The concept of indoctrination was also of great interest to analyticphilosophers of education, for, it was argued, getting clear aboutprecisely what constitutes indoctrination also would serve to clarifythe border that demarcates it from acceptable educationalprocesses. Unfortunately, ordinary language analysis did not produceunanimity of opinion about where this border was located, and rivalanalyses were put forward.

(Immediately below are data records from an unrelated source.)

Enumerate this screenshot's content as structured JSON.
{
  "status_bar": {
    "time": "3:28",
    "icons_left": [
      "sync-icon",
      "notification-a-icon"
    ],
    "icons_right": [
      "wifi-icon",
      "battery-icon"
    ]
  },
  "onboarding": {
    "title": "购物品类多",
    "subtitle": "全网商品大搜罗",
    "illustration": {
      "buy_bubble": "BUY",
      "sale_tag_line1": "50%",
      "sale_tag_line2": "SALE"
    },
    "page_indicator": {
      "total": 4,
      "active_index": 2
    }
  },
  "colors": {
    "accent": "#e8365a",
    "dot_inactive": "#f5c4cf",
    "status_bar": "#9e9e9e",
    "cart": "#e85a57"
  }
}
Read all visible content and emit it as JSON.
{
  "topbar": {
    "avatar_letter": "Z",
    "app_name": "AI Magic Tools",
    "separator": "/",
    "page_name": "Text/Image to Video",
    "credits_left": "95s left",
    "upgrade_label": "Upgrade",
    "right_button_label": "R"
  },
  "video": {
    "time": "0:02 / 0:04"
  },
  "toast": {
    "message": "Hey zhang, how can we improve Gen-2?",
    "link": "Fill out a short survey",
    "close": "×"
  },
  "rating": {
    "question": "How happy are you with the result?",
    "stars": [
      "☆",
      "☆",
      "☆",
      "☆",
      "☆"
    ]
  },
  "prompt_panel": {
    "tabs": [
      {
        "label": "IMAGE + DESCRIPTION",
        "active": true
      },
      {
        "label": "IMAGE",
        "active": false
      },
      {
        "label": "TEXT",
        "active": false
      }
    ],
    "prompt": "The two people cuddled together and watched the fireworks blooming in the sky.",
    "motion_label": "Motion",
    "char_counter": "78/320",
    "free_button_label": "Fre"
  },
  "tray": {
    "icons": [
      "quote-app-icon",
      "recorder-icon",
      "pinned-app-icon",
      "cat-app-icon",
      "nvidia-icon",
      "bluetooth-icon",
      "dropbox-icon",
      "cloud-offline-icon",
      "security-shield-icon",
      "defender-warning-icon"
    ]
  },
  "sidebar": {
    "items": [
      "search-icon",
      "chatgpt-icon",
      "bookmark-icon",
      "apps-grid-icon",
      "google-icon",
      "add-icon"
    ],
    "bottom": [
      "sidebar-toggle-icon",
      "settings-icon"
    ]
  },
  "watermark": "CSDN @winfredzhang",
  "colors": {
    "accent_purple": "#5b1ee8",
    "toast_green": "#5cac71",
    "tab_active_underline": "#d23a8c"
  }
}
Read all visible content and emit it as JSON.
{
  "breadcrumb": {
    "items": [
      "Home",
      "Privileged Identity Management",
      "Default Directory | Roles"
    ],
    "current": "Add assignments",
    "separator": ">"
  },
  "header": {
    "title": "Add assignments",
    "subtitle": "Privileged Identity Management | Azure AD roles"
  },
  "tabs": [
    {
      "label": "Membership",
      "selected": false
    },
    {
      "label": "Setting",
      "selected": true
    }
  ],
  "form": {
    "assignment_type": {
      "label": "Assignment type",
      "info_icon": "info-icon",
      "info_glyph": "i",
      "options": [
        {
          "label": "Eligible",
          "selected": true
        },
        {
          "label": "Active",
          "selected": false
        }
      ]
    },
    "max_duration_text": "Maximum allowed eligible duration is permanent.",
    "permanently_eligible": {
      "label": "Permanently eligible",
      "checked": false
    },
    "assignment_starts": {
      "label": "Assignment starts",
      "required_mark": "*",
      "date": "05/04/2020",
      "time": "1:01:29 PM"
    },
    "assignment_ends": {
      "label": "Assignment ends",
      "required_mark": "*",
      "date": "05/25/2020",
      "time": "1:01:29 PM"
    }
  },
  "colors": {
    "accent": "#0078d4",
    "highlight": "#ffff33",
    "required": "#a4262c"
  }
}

Thus, whether or not an instructionalepisode was a case of indoctrination was determined by the contenttaught, the intention of the instructor, the methods of instructionthat had been used, the outcomes of the instruction, or of course bysome combination of these. (Snook 1972) The danger of restrictinganalysis to ordinary language (“normal English usage”) wasrecognized early on by Scheffler, whose preferred view of analysisemphasized
[tags: Philosophy Philosophical Essays]
Conceptual analysis, careful assessment of arguments, the rooting outof ambiguity, the drawing of clarifying distinctions—which makeup at least part of the philosophical analysis package—have beenrespected activities within philosophy from the dawn of thefield. Traditionally they have stood alongside other philosophicalactivities; in the Republic, for example, Plato was sometimesanalytic, at other times normative, and on occasionspeculative/metaphysical. (These overlap and intertwine, of course.)(Frankena 1956, cf. Frankena 1965a, 1965b.) Just as analytictechniques gained prominence and for a time hegemonic influence duringand after the rise of analytic philosophy early in the 20thcentury, they came to dominate philosophy of education in the thirdquarter of that century (Curren, Robertson and Hager 2003).